Ring courses are those parallel to the face of the arch.
String courses are those at right angles to the face and in the direction of the length.
Coursing joints are those between the stones of the string courses.
A Semicircular or Semi-arch is one of which the soffit line is a semicircle (Fig. 4).
A Segmental arch has an arc less than a semicircle for the curve of the soffit (Fig. 5). It is sometimes called a Scheme arch.
An Elliptical arch has a semi-ellipse for the curve (Fig. 6). Such an arch is necessary where there is a wide span, and hut little height allowable.
A Parabolic arch has a parabolic soffit, and is used when vertical space greater than the span is required within the arch (Fig. 7).
Pointed arches are made up of circular arcs, of which two intersect so as to form a pointed crown or apex.
There are several forms of pointed arches. Fig. 8 shows one which is known as the Equilateral arch.
A Stilted arch (Fig. 9) is one that does not spring directly from the imposts but is raised, as it were, upon stilts for some distance above them.

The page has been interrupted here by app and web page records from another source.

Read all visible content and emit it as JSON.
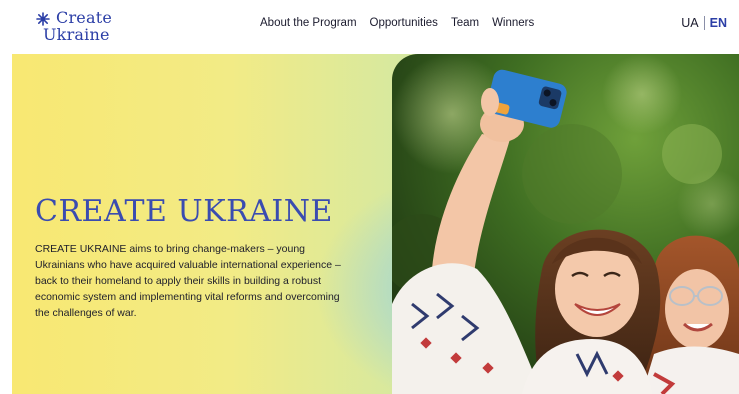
{
  "header": {
    "logo": {
      "line1": "Create",
      "line2": "Ukraine",
      "icon": "sun-burst-icon"
    },
    "nav": [
      {
        "label": "About the Program"
      },
      {
        "label": "Opportunities"
      },
      {
        "label": "Team"
      },
      {
        "label": "Winners"
      }
    ],
    "lang": {
      "ua": "UA",
      "en": "EN",
      "active": "EN"
    }
  },
  "hero": {
    "title": "CREATE UKRAINE",
    "description": "CREATE UKRAINE aims to bring change-makers – young Ukrainians who have acquired valuable international experience – back to their homeland to apply their skills in building a robust economic system and implementing vital reforms and overcoming the challenges of war.",
    "photo": "hero-selfie-photo"
  },
  "colors": {
    "brand_blue": "#2b3ea6",
    "gradient_yellow": "#f8e872",
    "gradient_blue": "#9bd6dd"
  }
}
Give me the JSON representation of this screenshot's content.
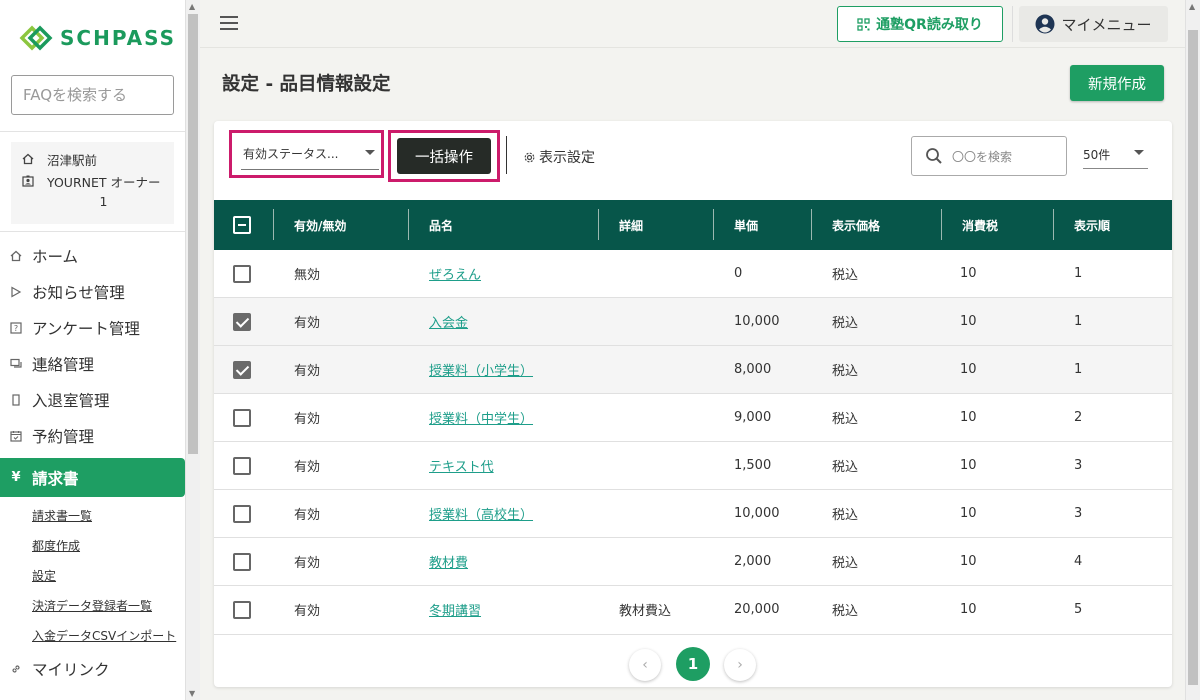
{
  "app": {
    "logo_text": "SCHPASS",
    "brand_color": "#1e9e63",
    "header_color": "#07564a",
    "highlight_color": "#cc1b6b"
  },
  "sidebar": {
    "faq_placeholder": "FAQを検索する",
    "school": "沼津駅前",
    "user": "YOURNET オーナー",
    "user_number": "1",
    "nav": [
      {
        "label": "ホーム",
        "icon": "home-icon"
      },
      {
        "label": "お知らせ管理",
        "icon": "play-icon"
      },
      {
        "label": "アンケート管理",
        "icon": "survey-icon"
      },
      {
        "label": "連絡管理",
        "icon": "chat-icon"
      },
      {
        "label": "入退室管理",
        "icon": "door-icon"
      },
      {
        "label": "予約管理",
        "icon": "calendar-icon"
      },
      {
        "label": "請求書",
        "icon": "yen-icon"
      }
    ],
    "sub_items": [
      "請求書一覧",
      "都度作成",
      "設定",
      "決済データ登録者一覧",
      "入金データCSVインポート"
    ],
    "after": {
      "label": "マイリンク",
      "icon": "link-icon"
    }
  },
  "header": {
    "qr_label": "通塾QR読み取り",
    "mymenu_label": "マイメニュー"
  },
  "main": {
    "title": "設定 - 品目情報設定",
    "new_button": "新規作成",
    "status_select": "有効ステータス...",
    "bulk_button": "一括操作",
    "display_settings": "表示設定",
    "search_placeholder": "〇〇を検索",
    "per_page": "50件"
  },
  "table": {
    "columns": [
      "有効/無効",
      "品名",
      "詳細",
      "単価",
      "表示価格",
      "消費税",
      "表示順"
    ],
    "rows": [
      {
        "checked": false,
        "status": "無効",
        "name": "ぜろえん",
        "detail": "",
        "price": "0",
        "display_price": "税込",
        "tax": "10",
        "order": "1"
      },
      {
        "checked": true,
        "status": "有効",
        "name": "入会金",
        "detail": "",
        "price": "10,000",
        "display_price": "税込",
        "tax": "10",
        "order": "1"
      },
      {
        "checked": true,
        "status": "有効",
        "name": "授業料（小学生）",
        "detail": "",
        "price": "8,000",
        "display_price": "税込",
        "tax": "10",
        "order": "1"
      },
      {
        "checked": false,
        "status": "有効",
        "name": "授業料（中学生）",
        "detail": "",
        "price": "9,000",
        "display_price": "税込",
        "tax": "10",
        "order": "2"
      },
      {
        "checked": false,
        "status": "有効",
        "name": "テキスト代",
        "detail": "",
        "price": "1,500",
        "display_price": "税込",
        "tax": "10",
        "order": "3"
      },
      {
        "checked": false,
        "status": "有効",
        "name": "授業料（高校生）",
        "detail": "",
        "price": "10,000",
        "display_price": "税込",
        "tax": "10",
        "order": "3"
      },
      {
        "checked": false,
        "status": "有効",
        "name": "教材費",
        "detail": "",
        "price": "2,000",
        "display_price": "税込",
        "tax": "10",
        "order": "4"
      },
      {
        "checked": false,
        "status": "有効",
        "name": "冬期講習",
        "detail": "教材費込",
        "price": "20,000",
        "display_price": "税込",
        "tax": "10",
        "order": "5"
      }
    ]
  },
  "pagination": {
    "current": "1",
    "prev": "‹",
    "next": "›"
  }
}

A Trumpet arch (Fig. 10), sometimes called a Fluing Arch, is one in which the opening at one end is larger than that at the other, so that its interior is of a conical or trumpet shape.
A Skew or Oblique arch (Figs. 12, 13) is one of which the axis or centre line is oblique to the face.
Groined arches 1 are those which intersect one another. Fig. 11 shows a semicircular arch of 20' span intersected by semicircular arches of 20' and 16' span respectively. The intersection or groin formed by the two 20-feet arches is shown by the line a j b, that of the 20-feet and the 16-feet arch by the line k I i.
The seven descriptions of arches last mentioned do not come within the limits of this course.
A Straight arch is shown in Fig. 14. The voussoirs radiate towards the centre c, found by describing an equilateral triangle upon a b.
This arch, though apparently flat on the soffit, is not really so, being built with a slight " camber," or rise of about 1/6 or 1/8 inch to every foot of span. The extrados of the arch is sometimes given about half the camber of the soffit, in order to prevent it from being hollow when the arch settles.
Fig. 14. Straight Arch.
1 Or Groined vaulting.
There are other rules for drawing a straight arch, which, however, it is unnecessary to give in these Notes.
Camber arch is a name sometimes applied to the arch just described, or sometimes to arches with a slightly greater rise, such as 1 inch per foot of span.
Discharging arches,1 or Believing arches, are those which are turned over lintels, or over any parts of a structure which it is desired to relieve of weight, so as to relieve them from the weight of the wall above. See Figs. 99, 143, and others.
Inverted Arches are like ordinary arches, but are built with the crown downwards. They are generally semicircular or segmental in section, and are used chiefly in connection with foundations, under which head they will be further considered in Part II.